# YOUR INSTRUCTIONS
Would you give the data below back exactly as it reads?

=== EXTRACTED MATERIAL ===

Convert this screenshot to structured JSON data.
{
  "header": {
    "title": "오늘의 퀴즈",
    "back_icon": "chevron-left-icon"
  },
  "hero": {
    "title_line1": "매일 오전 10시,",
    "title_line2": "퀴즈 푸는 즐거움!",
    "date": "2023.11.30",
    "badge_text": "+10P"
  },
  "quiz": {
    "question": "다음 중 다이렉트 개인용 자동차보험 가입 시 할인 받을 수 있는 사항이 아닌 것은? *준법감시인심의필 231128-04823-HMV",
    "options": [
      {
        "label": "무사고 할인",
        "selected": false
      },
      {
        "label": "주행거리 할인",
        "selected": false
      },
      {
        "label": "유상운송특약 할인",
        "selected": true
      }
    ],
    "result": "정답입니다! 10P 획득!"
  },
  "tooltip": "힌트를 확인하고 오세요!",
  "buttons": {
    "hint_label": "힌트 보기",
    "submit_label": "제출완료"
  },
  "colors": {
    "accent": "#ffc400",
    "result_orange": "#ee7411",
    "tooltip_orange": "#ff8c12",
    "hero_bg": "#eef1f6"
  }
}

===

# EXERCISE SOLUTION
Convert this screenshot to structured JSON data.
{
  "header": {
    "title": "오늘의 퀴즈",
    "back_icon": "chevron-left-icon"
  },
  "hero": {
    "title_line1": "매일 오전 10시,",
    "title_line2": "퀴즈 푸는 즐거움!",
    "date": "2023.11.30",
    "badge_text": "+10P"
  },
  "quiz": {
    "question": "다음 중 다이렉트 개인용 자동차보험 가입 시 할인 받을 수 있는 사항이 아닌 것은? *준법감시인심의필 231128-04823-HMV",
    "options": [
      {
        "label": "무사고 할인",
        "selected": false
      },
      {
        "label": "주행거리 할인",
        "selected": false
      },
      {
        "label": "유상운송특약 할인",
        "selected": true
      }
    ],
    "result": "정답입니다! 10P 획득!"
  },
  "tooltip": "힌트를 확인하고 오세요!",
  "buttons": {
    "hint_label": "힌트 보기",
    "submit_label": "제출완료"
  },
  "colors": {
    "accent": "#ffc400",
    "result_orange": "#ee7411",
    "tooltip_orange": "#ff8c12",
    "hero_bg": "#eef1f6"
  }
}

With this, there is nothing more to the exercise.